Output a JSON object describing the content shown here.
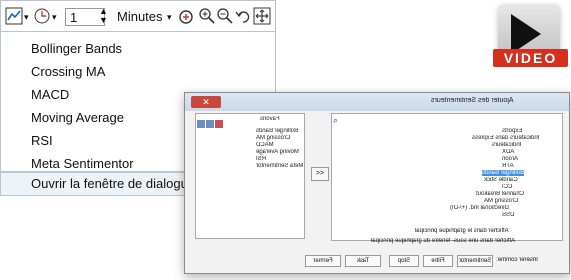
{
  "toolbar": {
    "period_value": "1",
    "unit_label": "Minutes"
  },
  "menu": {
    "items": [
      {
        "label": "Bollinger Bands"
      },
      {
        "label": "Crossing MA"
      },
      {
        "label": "MACD"
      },
      {
        "label": "Moving Average"
      },
      {
        "label": "RSI"
      },
      {
        "label": "Meta Sentimentor"
      }
    ],
    "open_dialog_label": "Ouvrir la fenêtre de dialogue 'Ajout S"
  },
  "video_badge": {
    "label": "VIDEO"
  },
  "dialog": {
    "title": "Ajouter des Sentimenteurs",
    "favorites_header": "Favoris",
    "favorites": [
      "Bollinger Bands",
      "Crossing MA",
      "MACD",
      "Moving Average",
      "RSI",
      "Meta Sentimentor"
    ],
    "tree": [
      "Exports",
      "Indicateurs dans Express",
      "Indicateurs",
      "ADX",
      "Aroon",
      "ATR",
      "Bollinger Bands",
      "Candle Stick",
      "CCI",
      "Channel Breakout",
      "Crossing MA",
      "Directional Ind. (+/-DI)",
      "DSS"
    ],
    "selected_tree_item": "Bollinger Bands",
    "transfer_button": ">>",
    "radio_main": "Afficher dans le graphique principal",
    "radio_sub": "Afficher dans une sous- fenêtre du graphique principal",
    "save_as_label": "Insérer comme:",
    "buttons": [
      "Sentimentor",
      "Filtre",
      "Stop",
      "Task",
      "Fermer"
    ]
  }
}
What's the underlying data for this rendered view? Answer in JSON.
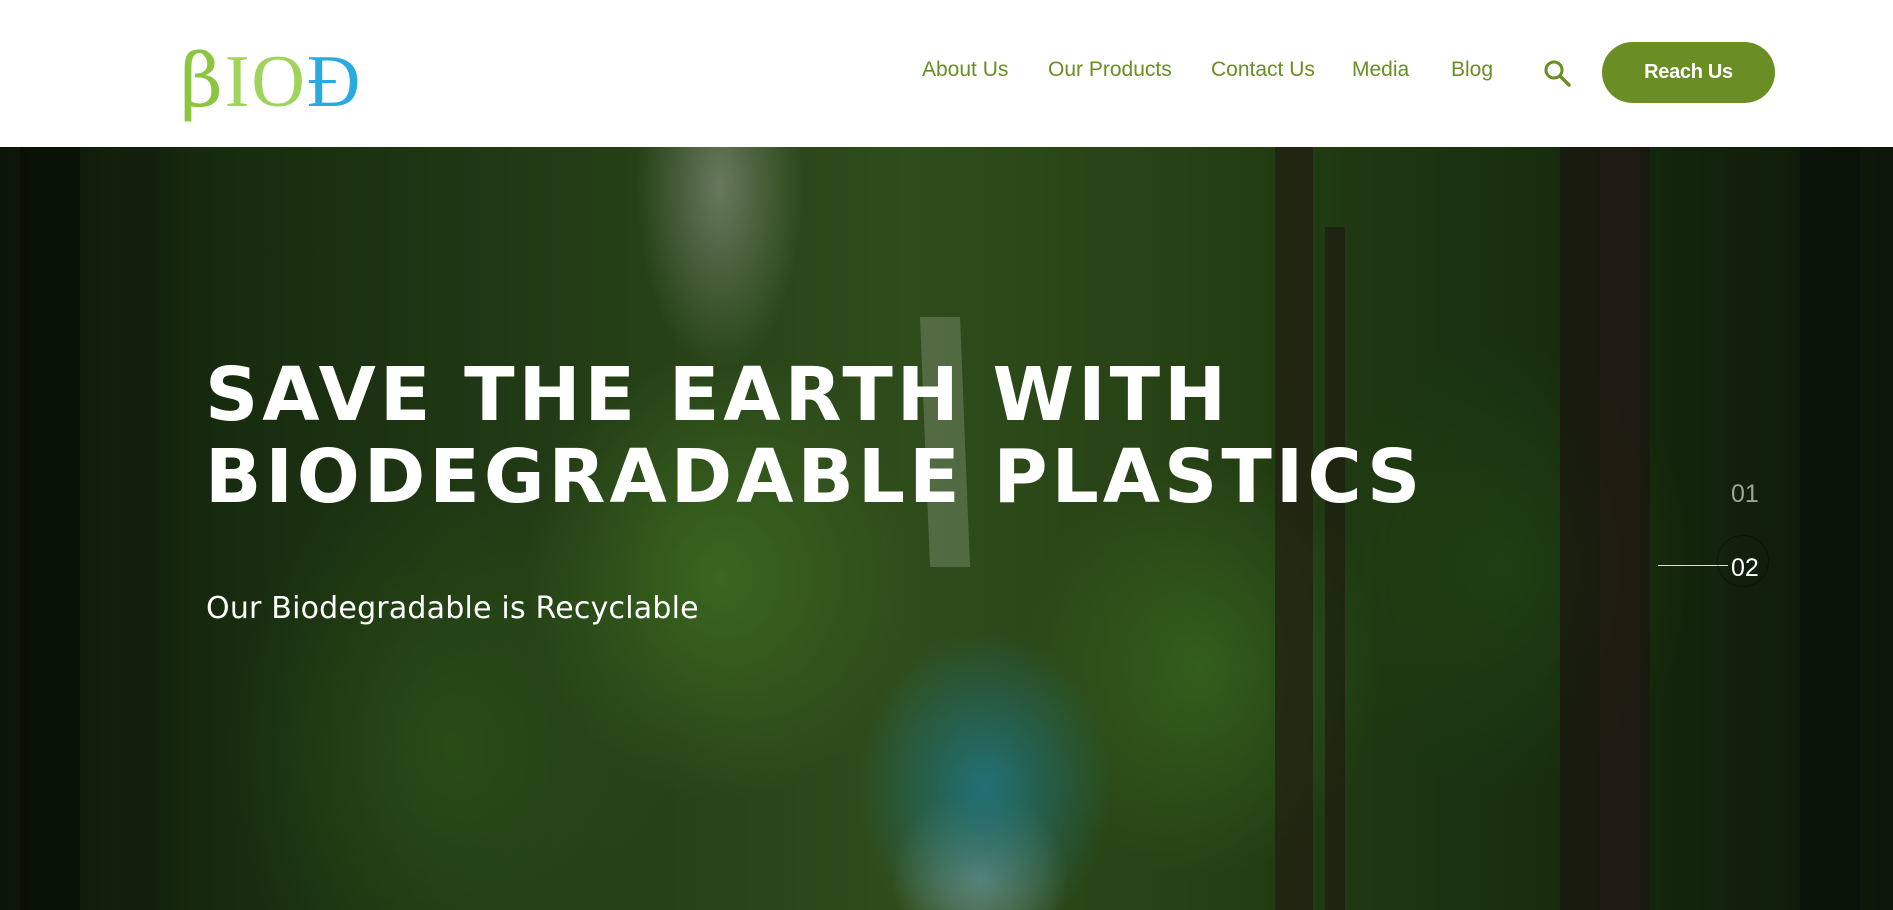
{
  "header": {
    "logo": {
      "text_part1": "β",
      "text_part2": "IO",
      "text_part3": "Ɖ"
    },
    "nav": [
      {
        "label": "About Us"
      },
      {
        "label": "Our Products"
      },
      {
        "label": "Contact Us"
      },
      {
        "label": "Media"
      },
      {
        "label": "Blog"
      }
    ],
    "search_icon": "search-icon",
    "cta_label": "Reach Us"
  },
  "hero": {
    "title_line1": "SAVE THE EARTH WITH",
    "title_line2": "BIODEGRADABLE PLASTICS",
    "subtitle": "Our Biodegradable is Recyclable",
    "slides": [
      {
        "label": "01",
        "active": false
      },
      {
        "label": "02",
        "active": true
      }
    ]
  },
  "colors": {
    "brand_green": "#6a8e23",
    "logo_green": "#8cc63f",
    "logo_blue": "#29abe2",
    "white": "#ffffff"
  }
}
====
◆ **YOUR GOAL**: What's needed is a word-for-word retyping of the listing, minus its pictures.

◆ **FINAL ANSWER**:
Output a JSON object describing the content shown here.
{
  "toolbar": {
    "period_value": "1",
    "unit_label": "Minutes"
  },
  "menu": {
    "items": [
      {
        "label": "Bollinger Bands"
      },
      {
        "label": "Crossing MA"
      },
      {
        "label": "MACD"
      },
      {
        "label": "Moving Average"
      },
      {
        "label": "RSI"
      },
      {
        "label": "Meta Sentimentor"
      }
    ],
    "open_dialog_label": "Ouvrir la fenêtre de dialogue 'Ajout S"
  },
  "video_badge": {
    "label": "VIDEO"
  },
  "dialog": {
    "title": "Ajouter des Sentimenteurs",
    "favorites_header": "Favoris",
    "favorites": [
      "Bollinger Bands",
      "Crossing MA",
      "MACD",
      "Moving Average",
      "RSI",
      "Meta Sentimentor"
    ],
    "tree": [
      "Exports",
      "Indicateurs dans Express",
      "Indicateurs",
      "ADX",
      "Aroon",
      "ATR",
      "Bollinger Bands",
      "Candle Stick",
      "CCI",
      "Channel Breakout",
      "Crossing MA",
      "Directional Ind. (+/-DI)",
      "DSS"
    ],
    "selected_tree_item": "Bollinger Bands",
    "transfer_button": ">>",
    "radio_main": "Afficher dans le graphique principal",
    "radio_sub": "Afficher dans une sous- fenêtre du graphique principal",
    "save_as_label": "Insérer comme:",
    "buttons": [
      "Sentimentor",
      "Filtre",
      "Stop",
      "Task",
      "Fermer"
    ]
  }
}
What's the underlying data for this rendered view? Answer in JSON.
{
  "header": {
    "logo": {
      "text_part1": "β",
      "text_part2": "IO",
      "text_part3": "Ɖ"
    },
    "nav": [
      {
        "label": "About Us"
      },
      {
        "label": "Our Products"
      },
      {
        "label": "Contact Us"
      },
      {
        "label": "Media"
      },
      {
        "label": "Blog"
      }
    ],
    "search_icon": "search-icon",
    "cta_label": "Reach Us"
  },
  "hero": {
    "title_line1": "SAVE THE EARTH WITH",
    "title_line2": "BIODEGRADABLE PLASTICS",
    "subtitle": "Our Biodegradable is Recyclable",
    "slides": [
      {
        "label": "01",
        "active": false
      },
      {
        "label": "02",
        "active": true
      }
    ]
  },
  "colors": {
    "brand_green": "#6a8e23",
    "logo_green": "#8cc63f",
    "logo_blue": "#29abe2",
    "white": "#ffffff"
  }
}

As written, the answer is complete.